The encouraging part is that Henman and Rusedski are prepared to play doubles in the Davis Cup, even it means having to contest three five-set matches on consecutive days.

"I think it's good," Rusedski said, "because having that day off in between sometimes can be tough if I lose my [first singles match] unless I'm playing well. I don't think there should be a problem if we have to play three matches in a row, because we're professionals, plus it's indoors as well."

Henman agreed. "If you go to five sets in each match, you know you're capable of it," he said. "It's going to be taxing, but I'm sure we're good enough to be able to do that."

Lloyd had no doubts. "You can't ask for more than they did [last week]," he said. "I thought they performed on that fast court exceptionally well. Tim, from the right-hand court, got better and better as the week went on, and in the end he was returning great. And for Greg to come out after losing a tough, three-sets singles I think mentally is very good for him. It showed a lot of character.

"I've always thought they were a world-class pair, and this endorses it. I wouldn't bet against them on any fast to medium-fast court. They combined well - a pairing of left and right handers is always a big advantage - and Greg, with Tim at the net, can maybe serve for a year and not be broken. You've got a guy at the net with a pair of the quickest hands in the game, and he loves volleying.

"I'm really pleased for them, and I've got to thank the two coaches [David Felgate and Sven Groeneveld] for making my life very much easier. I wanted Tim and Greg to play together, and I was able to pick up the phone and ask. It's helped the players, too. They know we're all singing from the same hymn sheet. With the Davis Cup and the World Team Championship events coming up I think we've got a really good team spirit. On the court they were talking and liaising. It's a healthy sign, and I couldn't be happier."

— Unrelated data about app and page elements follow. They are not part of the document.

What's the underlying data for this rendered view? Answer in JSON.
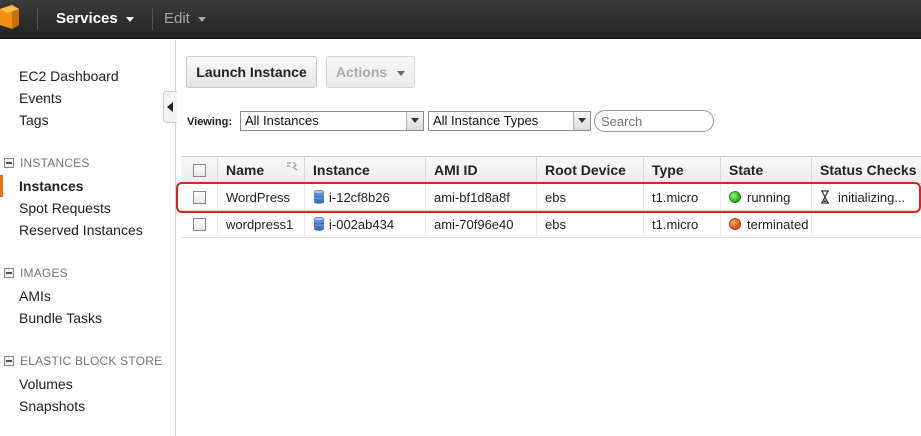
{
  "topbar": {
    "services_label": "Services",
    "edit_label": "Edit"
  },
  "sidebar": {
    "links_top": [
      "EC2 Dashboard",
      "Events",
      "Tags"
    ],
    "sections": [
      {
        "title": "INSTANCES",
        "items": [
          "Instances",
          "Spot Requests",
          "Reserved Instances"
        ]
      },
      {
        "title": "IMAGES",
        "items": [
          "AMIs",
          "Bundle Tasks"
        ]
      },
      {
        "title": "ELASTIC BLOCK STORE",
        "items": [
          "Volumes",
          "Snapshots"
        ]
      }
    ],
    "active_item": "Instances"
  },
  "toolbar": {
    "launch_label": "Launch Instance",
    "actions_label": "Actions"
  },
  "filters": {
    "viewing_label": "Viewing:",
    "view_value": "All Instances",
    "type_value": "All Instance Types",
    "search_placeholder": "Search"
  },
  "table": {
    "columns": [
      "Name",
      "Instance",
      "AMI ID",
      "Root Device",
      "Type",
      "State",
      "Status Checks"
    ],
    "rows": [
      {
        "name": "WordPress",
        "instance": "i-12cf8b26",
        "ami": "ami-bf1d8a8f",
        "root": "ebs",
        "type": "t1.micro",
        "state": "running",
        "status": "initializing..."
      },
      {
        "name": "wordpress1",
        "instance": "i-002ab434",
        "ami": "ami-70f96e40",
        "root": "ebs",
        "type": "t1.micro",
        "state": "terminated",
        "status": ""
      }
    ]
  },
  "colors": {
    "accent": "#e47911",
    "running": "#2ea81a",
    "terminated": "#e2461a",
    "highlight": "#d2281d"
  },
  "icons": {
    "logo": "aws-cube-icon",
    "instance": "database-icon",
    "status": "hourglass-icon"
  }
}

As Henman said: "We knew we had the ingredients to be a good pair, but I think we were pleasantly surprised in the way we played. We improved a lot during the week. I thought the first match, against [Kevin] Ullyett and [Piet] Norval, was like we were playing singles out there. We were serving and volleying and just playing court to court, and the guy at the net wasn't really doing a great deal. We didn't make many returns. What you saw in the final was a combination."

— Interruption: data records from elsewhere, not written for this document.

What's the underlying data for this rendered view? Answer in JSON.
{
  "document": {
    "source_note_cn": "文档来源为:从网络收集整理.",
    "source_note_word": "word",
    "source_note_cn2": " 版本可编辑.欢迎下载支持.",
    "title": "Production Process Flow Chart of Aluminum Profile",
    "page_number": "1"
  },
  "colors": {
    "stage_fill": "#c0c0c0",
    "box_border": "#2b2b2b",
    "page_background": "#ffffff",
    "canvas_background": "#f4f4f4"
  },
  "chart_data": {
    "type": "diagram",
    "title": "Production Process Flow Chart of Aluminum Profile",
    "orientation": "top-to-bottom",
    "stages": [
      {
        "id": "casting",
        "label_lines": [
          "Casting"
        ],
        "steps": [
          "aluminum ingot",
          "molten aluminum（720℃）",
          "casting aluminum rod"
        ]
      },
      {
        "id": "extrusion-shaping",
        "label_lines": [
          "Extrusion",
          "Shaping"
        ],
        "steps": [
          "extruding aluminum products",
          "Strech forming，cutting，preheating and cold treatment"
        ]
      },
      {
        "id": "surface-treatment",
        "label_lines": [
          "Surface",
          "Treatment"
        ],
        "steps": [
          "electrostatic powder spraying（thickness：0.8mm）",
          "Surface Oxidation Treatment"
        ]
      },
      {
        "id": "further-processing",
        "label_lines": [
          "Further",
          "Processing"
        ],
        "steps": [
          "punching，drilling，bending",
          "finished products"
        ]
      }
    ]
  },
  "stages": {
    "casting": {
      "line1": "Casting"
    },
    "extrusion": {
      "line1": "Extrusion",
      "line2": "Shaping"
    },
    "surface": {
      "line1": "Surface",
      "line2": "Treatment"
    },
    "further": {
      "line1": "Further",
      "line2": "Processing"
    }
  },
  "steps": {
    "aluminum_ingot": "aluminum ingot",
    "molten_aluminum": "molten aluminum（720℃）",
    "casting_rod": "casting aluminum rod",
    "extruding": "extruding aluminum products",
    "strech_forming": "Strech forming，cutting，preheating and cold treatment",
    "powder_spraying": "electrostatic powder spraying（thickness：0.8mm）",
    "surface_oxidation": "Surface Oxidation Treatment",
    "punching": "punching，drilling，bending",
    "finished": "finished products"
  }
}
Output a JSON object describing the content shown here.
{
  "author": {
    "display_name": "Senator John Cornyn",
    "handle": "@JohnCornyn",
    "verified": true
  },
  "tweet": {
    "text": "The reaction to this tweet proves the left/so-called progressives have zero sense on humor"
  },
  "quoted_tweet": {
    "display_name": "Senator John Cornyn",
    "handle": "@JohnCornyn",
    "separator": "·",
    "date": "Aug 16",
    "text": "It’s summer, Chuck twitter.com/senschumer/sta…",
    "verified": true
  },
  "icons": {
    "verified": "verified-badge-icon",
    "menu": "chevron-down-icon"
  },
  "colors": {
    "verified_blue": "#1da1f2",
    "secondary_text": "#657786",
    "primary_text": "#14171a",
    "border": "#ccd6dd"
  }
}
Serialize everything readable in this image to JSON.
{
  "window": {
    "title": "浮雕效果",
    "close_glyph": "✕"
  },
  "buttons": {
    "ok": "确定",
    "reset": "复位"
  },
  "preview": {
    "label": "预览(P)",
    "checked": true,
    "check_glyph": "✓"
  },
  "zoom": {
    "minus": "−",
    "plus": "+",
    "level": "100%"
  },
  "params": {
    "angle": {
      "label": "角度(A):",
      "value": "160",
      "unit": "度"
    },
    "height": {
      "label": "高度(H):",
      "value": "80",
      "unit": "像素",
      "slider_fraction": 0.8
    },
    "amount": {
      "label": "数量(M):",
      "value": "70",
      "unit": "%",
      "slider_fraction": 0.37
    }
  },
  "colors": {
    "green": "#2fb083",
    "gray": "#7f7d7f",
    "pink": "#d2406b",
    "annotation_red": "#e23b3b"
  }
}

Rusedski complimented his partner. "I think my movement has got a lot better, because Tim's played a lot more doubles than I have, so he knows how to move better on the court."

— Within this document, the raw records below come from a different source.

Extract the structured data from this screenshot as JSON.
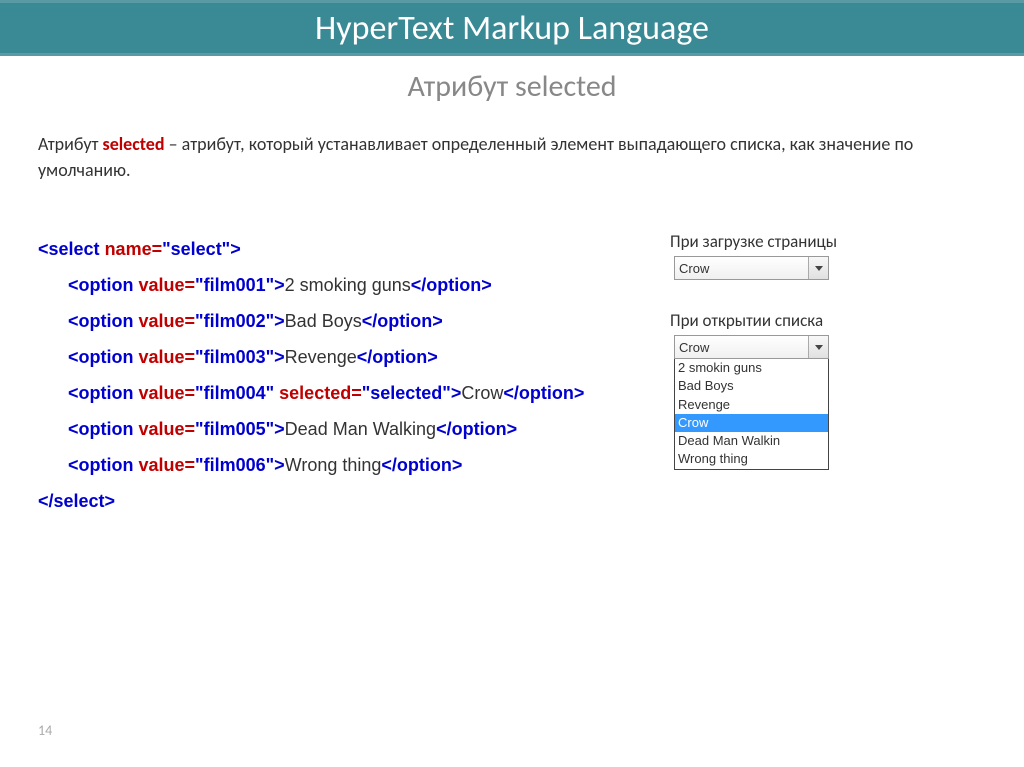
{
  "header": {
    "title": "HyperText Markup Language"
  },
  "subtitle": "Атрибут selected",
  "desc": {
    "pre": "Атрибут ",
    "kw": "selected",
    "post": " – атрибут, который устанавливает определенный элемент выпадающего списка, как значение по умолчанию."
  },
  "code": {
    "open_tag": "<select ",
    "open_attr": "name=",
    "open_val": "\"select\"",
    "open_close": ">",
    "options": [
      {
        "open": "<option ",
        "attr": "value=",
        "val": "\"film001\"",
        "close": ">",
        "text": "2 smoking guns",
        "end": "</option>"
      },
      {
        "open": "<option ",
        "attr": "value=",
        "val": "\"film002\"",
        "close": ">",
        "text": "Bad Boys",
        "end": "</option>"
      },
      {
        "open": "<option ",
        "attr": "value=",
        "val": "\"film003\"",
        "close": ">",
        "text": "Revenge",
        "end": "</option>"
      },
      {
        "open": "<option ",
        "attr": "value=",
        "val": "\"film004\"",
        "attr2": " selected=",
        "val2": "\"selected\"",
        "close": ">",
        "text": "Crow",
        "end": "</option>"
      },
      {
        "open": "<option ",
        "attr": "value=",
        "val": "\"film005\"",
        "close": ">",
        "text": "Dead Man Walking",
        "end": "</option>"
      },
      {
        "open": "<option ",
        "attr": "value=",
        "val": "\"film006\"",
        "close": ">",
        "text": "Wrong thing",
        "end": "</option>"
      }
    ],
    "close_tag": "</select>"
  },
  "right": {
    "closed_label": "При загрузке страницы",
    "closed_value": "Crow",
    "open_label": "При открытии списка",
    "open_value": "Crow",
    "list": [
      "2 smokin guns",
      "Bad Boys",
      "Revenge",
      "Crow",
      "Dead Man Walkin",
      "Wrong thing"
    ],
    "selected_index": 3
  },
  "page_number": "14"
}
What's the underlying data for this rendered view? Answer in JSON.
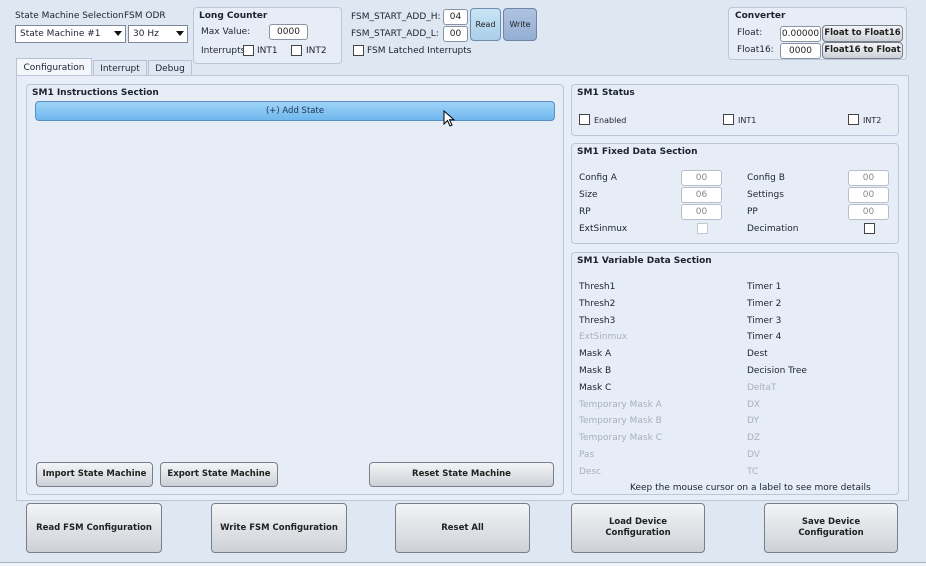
{
  "top": {
    "sm_selection_label": "State Machine Selection",
    "fsm_odr_label": "FSM ODR",
    "sm_select_value": "State Machine #1",
    "odr_select_value": "30 Hz"
  },
  "long_counter": {
    "title": "Long Counter",
    "max_value_label": "Max Value:",
    "max_value": "0000",
    "interrupts_label": "Interrupts",
    "int1": "INT1",
    "int2": "INT2"
  },
  "fsm_start": {
    "addr_h_label": "FSM_START_ADD_H:",
    "addr_h_value": "04",
    "addr_l_label": "FSM_START_ADD_L:",
    "addr_l_value": "00",
    "read_label": "Read",
    "write_label": "Write",
    "latched_label": "FSM Latched Interrupts"
  },
  "converter": {
    "title": "Converter",
    "float_label": "Float:",
    "float_value": "0.00000",
    "float16_label": "Float16:",
    "float16_value": "0000",
    "to_float16_label": "Float to Float16",
    "to_float_label": "Float16 to Float"
  },
  "tabs": [
    "Configuration",
    "Interrupt",
    "Debug"
  ],
  "instructions": {
    "title": "SM1 Instructions Section",
    "add_state_label": "(+) Add State",
    "import_label": "Import State Machine",
    "export_label": "Export State Machine",
    "reset_label": "Reset State Machine"
  },
  "status": {
    "title": "SM1 Status",
    "enabled_label": "Enabled",
    "int1_label": "INT1",
    "int2_label": "INT2"
  },
  "fixed": {
    "title": "SM1 Fixed Data Section",
    "config_a_label": "Config A",
    "config_a_value": "00",
    "size_label": "Size",
    "size_value": "06",
    "rp_label": "RP",
    "rp_value": "00",
    "extsinmux_label": "ExtSinmux",
    "config_b_label": "Config B",
    "config_b_value": "00",
    "settings_label": "Settings",
    "settings_value": "00",
    "pp_label": "PP",
    "pp_value": "00",
    "decimation_label": "Decimation"
  },
  "variable": {
    "title": "SM1 Variable Data Section",
    "left": [
      {
        "label": "Thresh1",
        "enabled": true
      },
      {
        "label": "Thresh2",
        "enabled": true
      },
      {
        "label": "Thresh3",
        "enabled": true
      },
      {
        "label": "ExtSinmux",
        "enabled": false
      },
      {
        "label": "Mask A",
        "enabled": true
      },
      {
        "label": "Mask B",
        "enabled": true
      },
      {
        "label": "Mask C",
        "enabled": true
      },
      {
        "label": "Temporary Mask A",
        "enabled": false
      },
      {
        "label": "Temporary Mask B",
        "enabled": false
      },
      {
        "label": "Temporary Mask C",
        "enabled": false
      },
      {
        "label": "Pas",
        "enabled": false
      },
      {
        "label": "Desc",
        "enabled": false
      }
    ],
    "right": [
      {
        "label": "Timer 1",
        "enabled": true
      },
      {
        "label": "Timer 2",
        "enabled": true
      },
      {
        "label": "Timer 3",
        "enabled": true
      },
      {
        "label": "Timer 4",
        "enabled": true
      },
      {
        "label": "Dest",
        "enabled": true
      },
      {
        "label": "Decision Tree",
        "enabled": true
      },
      {
        "label": "DeltaT",
        "enabled": false
      },
      {
        "label": "DX",
        "enabled": false
      },
      {
        "label": "DY",
        "enabled": false
      },
      {
        "label": "DZ",
        "enabled": false
      },
      {
        "label": "DV",
        "enabled": false
      },
      {
        "label": "TC",
        "enabled": false
      }
    ],
    "hint": "Keep the mouse cursor on a label to see more details"
  },
  "bottom": {
    "read_fsm_label": "Read FSM Configuration",
    "write_fsm_label": "Write FSM Configuration",
    "reset_all_label": "Reset All",
    "load_device_label": "Load Device Configuration",
    "save_device_label": "Save Device Configuration"
  }
}
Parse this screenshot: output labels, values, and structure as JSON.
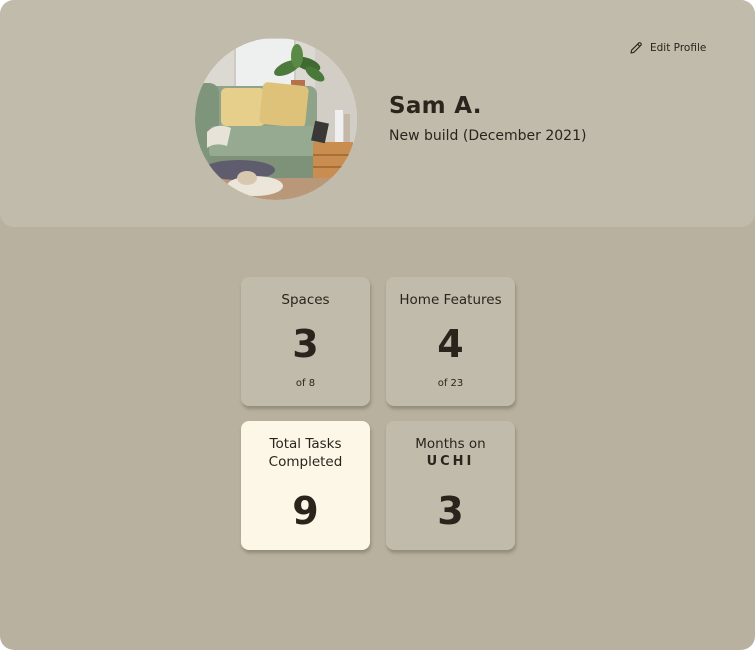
{
  "profile": {
    "name": "Sam A.",
    "subtitle": "New build (December 2021)",
    "edit_label": "Edit Profile"
  },
  "stats": {
    "spaces": {
      "title": "Spaces",
      "value": "3",
      "sub": "of 8"
    },
    "features": {
      "title": "Home Features",
      "value": "4",
      "sub": "of 23"
    },
    "tasks": {
      "title_line1": "Total Tasks",
      "title_line2": "Completed",
      "value": "9"
    },
    "months": {
      "title": "Months on",
      "brand": "UCHI",
      "value": "3"
    }
  },
  "colors": {
    "background": "#b8b19f",
    "header": "#c1bbab",
    "card": "#c1bbab",
    "highlight_card": "#fdf7e7",
    "text": "#2b241c"
  },
  "icons": {
    "edit": "pencil-icon",
    "avatar": "living-room-photo"
  }
}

Henman reciprocated. "You look at it from a serving point of view, and we played four matches, and I lost my serve once, and pretty much donated that game, and Greg hasn't lost his serve at all. So when you lose your serve once in eight sets, that is a good sign."

All of which still leaves Lloyd with the problem of finding reinforcements. The 32-year-old Neil Broad, who partnered Henman to the Olympic Games silver medal in Atlanta in 1996, remains the best option as an alternative for the doubles. He combined with Henman when Britain lost the doubles on the way to securing a return to the World Group against India in Nottingham last September.

"Neil's been terrific," Lloyd said. "When I told him on the morning of the doubles in Ukraine [that he wasn't playing], he was terrific about it. He's a great team man. He knows that if everything's right and Tim and Greg are both fit, they're going to play. He knew that against India, but as soon as I told him he was playing, he was up for it. And he played very well this week [with the South African Robbie Koenig] against Tim and Greg. He knows the score and he's a terrific team man. Those three pick themselves.

"The hardest bit is who else do you pick. It isn't easy, believe me. I suppose you've got to look at the worst and think one of them might get injured, or they have a long match and not be up for the next two days."

But Lloyd is not one to dwell on negative thoughts. "I'd rather be British than American," he trilled, laughing while adding, "but that's tongue- in-cheek." No point in over-playing the air of confidence.